Speakout is Truthout's treasure chest for bloggy, quirky, personally reflective, or especially activism-focused pieces. Speakout articles represent the perspectives of their authors, and not those of Truthout.
I was seven when Mount Saint Helen's - a beautiful peak 90 miles from our home - erupted. My sister and I were playing outside as ash and soot began to fall around us like soft snowflakes. We stared in wonder as inches turned to drifts, and our young imaginations led us to ask if maybe it was the beginning of the end of the world.
A new report released today reveals the dramatic extent of the pharmaceutical industry's lobbying efforts towards EU decision-makers, withthe industry spending an estimated 15 times more than civil society actors working on public health or access to medicines.
"Policy prescriptions: the firepower of the EU pharmaceutical lobby and implications for public health" by Corporate Europe Observatory probes the privileged access to decision-making in Brussels enjoyed by the sector.
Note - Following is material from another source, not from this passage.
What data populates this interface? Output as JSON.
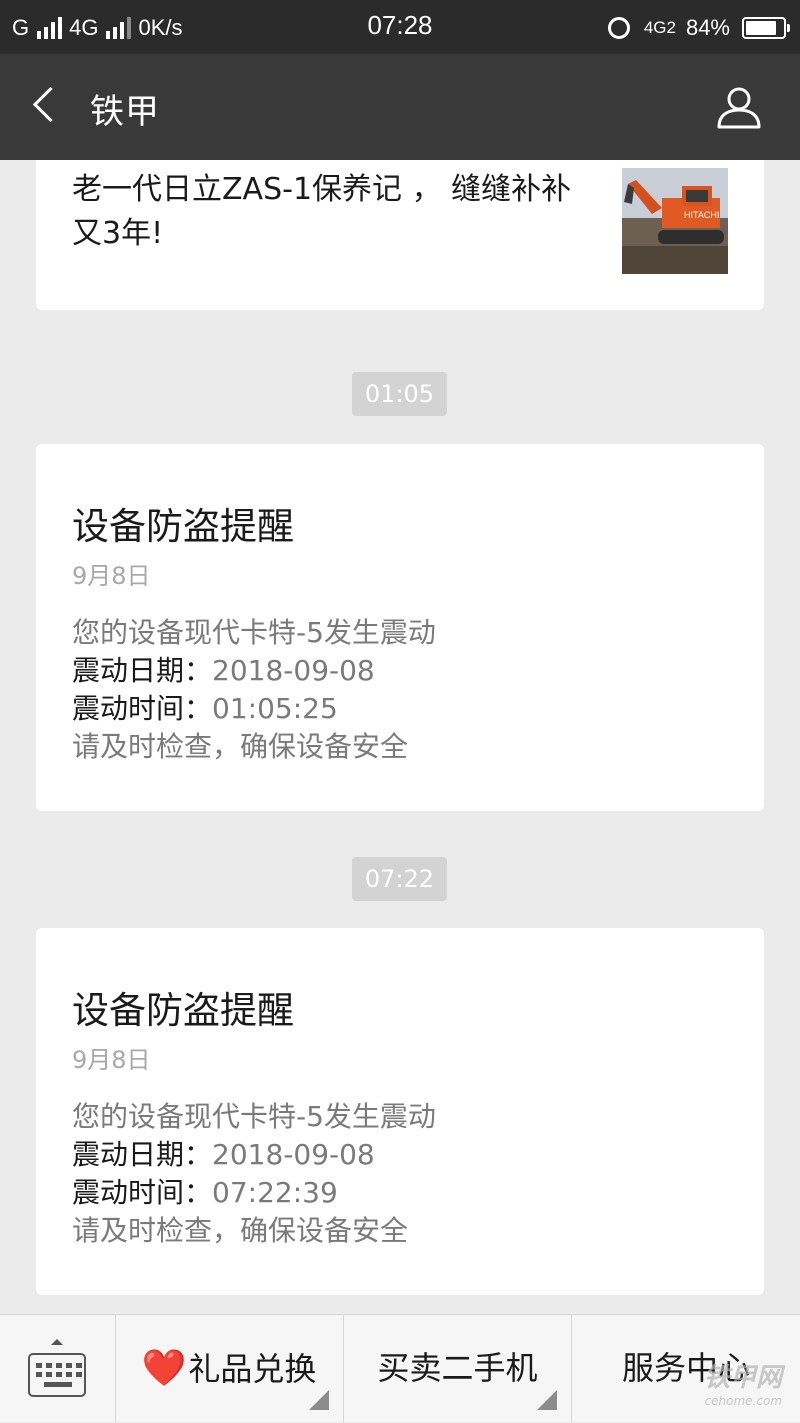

This report reveals how our CEO pay system rewards executives for deepening the global climate crisis, based on in-depth analysis of the 30 largest publicly held US oil, gas and coal companies. This year's IPS Executive Excess report, the 22nd annual, also includes an updated scorecard that rates recently enacted and proposed CEO pay reforms.
Although grassroots activism has dealt it a blow, the Senate Intelligence Committee's Cybersecurity Information Sharing Act (CISA) keeps shambling along like the zombie it is. In July, Senator McConnell vowed to hold a final vote on the bill before Congress left for its six-week long summer vacation. In response, EFF and over 20 other privacy groups ran a successful Week of Action, including over 6 million faxes opposing CISA, causing the Senate to postpone the vote until late September.
The heartbreaking pictures of three-year-old Aylan Kurdhi symbolize everything that is wrong with war. Following #KiyiyaVuranInsanlik ("humanity washed ashore") is a painful confrontation with what some might call the "collateral damage" of war. When we look at the images of this toddler through the tears in our eyes, it is time to deconstruct some myths about war. Aren't we used to hearing and believing that war is part of human nature; wars are fought for freedom and defense; wars are inevitable; and wars are fought between militaries?
There were more US air strikes reported in Afghanistan in August than Pakistan, Yemen and Somalia combined. More than half the 32 reported attacks in Afghanistan came in the space of a week. The US was providing air support to Afghan security forces trying to stop a second district in the southern province of Helmand falling under Taliban control.
On Saturday morning, August 29, 2015, the United States Navy signed the Record of Decision, the final document needed for the implementation of one of the largest "peacetime" military build-ups in US history. This will cost between $8 and 9 billion, with only $174 million for civilian infrastructure, which Congress has not released yet. As a central aspect of the United States' foreign policy "Pivot to the Pacific," the build-up will relocate thousands of Marines and their dependents from Okinawa, Japan, to Guam.
In the field I teach, Peace and Conflict Studies, we examine alternatives to violence or the threat of violence in the management of conflict. We are a transdisciplinary field, that is, we don't only draw from an interdisciplinary set of research findings - e.g. Anthropology, Economics, Education, History, Law, Philosophy, Political Science, Psychology, Religion, Sociology - but we do so with certain provisos.
Sitting across the table confined to a wheelchair, Miguel spoke fondly of El Salvador. But his fond memories turned to anguish andgrief when he spoke of Ignacio Martin-Baro, and five other Jesuit brothers assassinated by US-trained Salvadoran death squads in 1989. Martin-Baro, a Jesuit psychologist, not only mirrored the popular protests against poverty and dehumanizing institutions that had marginalized the working poor and oppressed, but developed Liberation Psychology.
In mid-September, UN member states are expected to adopt the 2030 Agenda for Sustainable Development, which picks up where the Millennium Development Goals left off. Secretary General Ban Ki-moon, announcing the Agenda recently (August 3) after several years of lead-up and negotiations, called it the UN's "to-do list" for the next 15 years.